Stay-at-home moms lose themselves. External career- path moms live with incessant guilt. Each thinks the other has it better: "I wish I could just make the cookies and bring them in for the classroom activity." "I wish I could dress up in a suit and go to a business luncheon with other adults."

Along the way, while nurturing others-doing more, giving more, tending more-you begin to forego the things you used to love. Playing softball, hiking or running, spending weekends baking, going out with friends shopping, even just long phone calls with your sister/friend talking about life.  'Self' gets hidden or buried while 'other' takes precedence in your mind and in your life. It's slow, insidious, and by the time a decade passes, you're lost in the rote behavior. You move this way on autopilot, further depleting the self for another decade or more.

Then, something happens that wakes you up. Perhaps it's empty-nesting, turning age 50, losing your best-friend mom, or an illness. Suddenly, you become aware of your lost self…I used to love to read for hours on end…I remember how praying for 20 minutes every morning grounded me…When was the last time I wrote a letter to my Aunt? I used to tell her everything.

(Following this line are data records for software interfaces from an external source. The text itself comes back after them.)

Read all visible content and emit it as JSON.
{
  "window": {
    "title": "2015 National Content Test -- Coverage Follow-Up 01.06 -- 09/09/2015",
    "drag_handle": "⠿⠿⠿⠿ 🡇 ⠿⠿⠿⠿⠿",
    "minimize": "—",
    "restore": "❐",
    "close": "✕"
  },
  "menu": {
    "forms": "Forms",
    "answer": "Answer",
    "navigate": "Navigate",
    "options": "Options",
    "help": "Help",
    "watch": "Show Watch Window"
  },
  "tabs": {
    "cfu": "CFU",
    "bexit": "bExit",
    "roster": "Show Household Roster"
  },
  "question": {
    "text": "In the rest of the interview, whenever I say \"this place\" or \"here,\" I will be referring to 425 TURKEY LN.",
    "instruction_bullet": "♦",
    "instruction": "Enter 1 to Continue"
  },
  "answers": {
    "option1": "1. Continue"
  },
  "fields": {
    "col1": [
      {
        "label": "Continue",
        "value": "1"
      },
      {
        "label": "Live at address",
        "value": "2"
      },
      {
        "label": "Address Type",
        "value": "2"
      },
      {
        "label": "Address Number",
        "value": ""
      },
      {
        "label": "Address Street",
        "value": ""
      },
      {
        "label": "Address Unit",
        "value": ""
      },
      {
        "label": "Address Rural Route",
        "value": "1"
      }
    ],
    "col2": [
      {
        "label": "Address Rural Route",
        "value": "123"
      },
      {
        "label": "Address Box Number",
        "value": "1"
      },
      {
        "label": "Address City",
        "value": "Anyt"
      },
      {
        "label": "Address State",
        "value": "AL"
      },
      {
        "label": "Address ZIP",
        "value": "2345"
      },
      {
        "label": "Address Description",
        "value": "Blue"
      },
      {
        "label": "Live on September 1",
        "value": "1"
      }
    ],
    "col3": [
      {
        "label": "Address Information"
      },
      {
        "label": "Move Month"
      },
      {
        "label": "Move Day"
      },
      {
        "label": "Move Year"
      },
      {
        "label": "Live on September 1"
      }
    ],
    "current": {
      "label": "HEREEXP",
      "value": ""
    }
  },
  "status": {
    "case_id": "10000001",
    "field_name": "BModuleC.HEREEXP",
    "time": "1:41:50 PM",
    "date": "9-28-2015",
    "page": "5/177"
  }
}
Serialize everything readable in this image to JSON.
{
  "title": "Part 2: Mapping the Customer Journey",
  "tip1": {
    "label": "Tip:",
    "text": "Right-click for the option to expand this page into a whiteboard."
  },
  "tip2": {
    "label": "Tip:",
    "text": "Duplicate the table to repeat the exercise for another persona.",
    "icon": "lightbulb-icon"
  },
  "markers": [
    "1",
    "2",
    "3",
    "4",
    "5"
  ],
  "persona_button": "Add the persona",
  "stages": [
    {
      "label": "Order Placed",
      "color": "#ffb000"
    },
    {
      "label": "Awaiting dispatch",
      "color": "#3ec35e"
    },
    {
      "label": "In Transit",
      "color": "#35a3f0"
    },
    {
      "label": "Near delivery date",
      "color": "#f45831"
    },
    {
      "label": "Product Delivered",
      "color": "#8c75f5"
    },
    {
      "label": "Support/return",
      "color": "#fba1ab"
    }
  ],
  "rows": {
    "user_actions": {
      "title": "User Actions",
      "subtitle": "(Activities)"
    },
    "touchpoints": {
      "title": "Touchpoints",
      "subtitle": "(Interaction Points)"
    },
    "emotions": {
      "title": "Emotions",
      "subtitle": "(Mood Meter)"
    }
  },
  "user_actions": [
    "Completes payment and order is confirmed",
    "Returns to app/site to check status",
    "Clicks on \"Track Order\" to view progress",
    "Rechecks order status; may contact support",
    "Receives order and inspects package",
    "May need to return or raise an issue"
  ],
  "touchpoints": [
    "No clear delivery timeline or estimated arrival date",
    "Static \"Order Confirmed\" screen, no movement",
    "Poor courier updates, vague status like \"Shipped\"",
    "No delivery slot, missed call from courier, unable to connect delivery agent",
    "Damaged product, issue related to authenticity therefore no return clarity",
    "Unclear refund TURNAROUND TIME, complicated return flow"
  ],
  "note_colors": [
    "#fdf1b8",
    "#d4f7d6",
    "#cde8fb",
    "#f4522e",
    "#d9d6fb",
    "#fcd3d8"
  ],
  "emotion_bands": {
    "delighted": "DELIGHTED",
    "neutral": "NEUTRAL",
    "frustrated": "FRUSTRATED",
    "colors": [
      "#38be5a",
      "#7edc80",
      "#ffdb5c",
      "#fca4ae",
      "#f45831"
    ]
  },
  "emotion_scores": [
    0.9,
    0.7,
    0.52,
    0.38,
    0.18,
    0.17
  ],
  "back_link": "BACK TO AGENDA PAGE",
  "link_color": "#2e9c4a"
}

What would happen if you said “It’s my turn now” and honored those words? Does it mean you are forsaking everyone else or your responsibilities? No, of course not. We’re women! It’s impossible to not care for and about others. But in honoring those words, we’ll take back our self-power. In so doing, we’ll be more impactful, more persuasive, more productive-the world will win when we take back our self-power. Putting the oxygen mask on yourself first shores you up to help others as you are meant to do.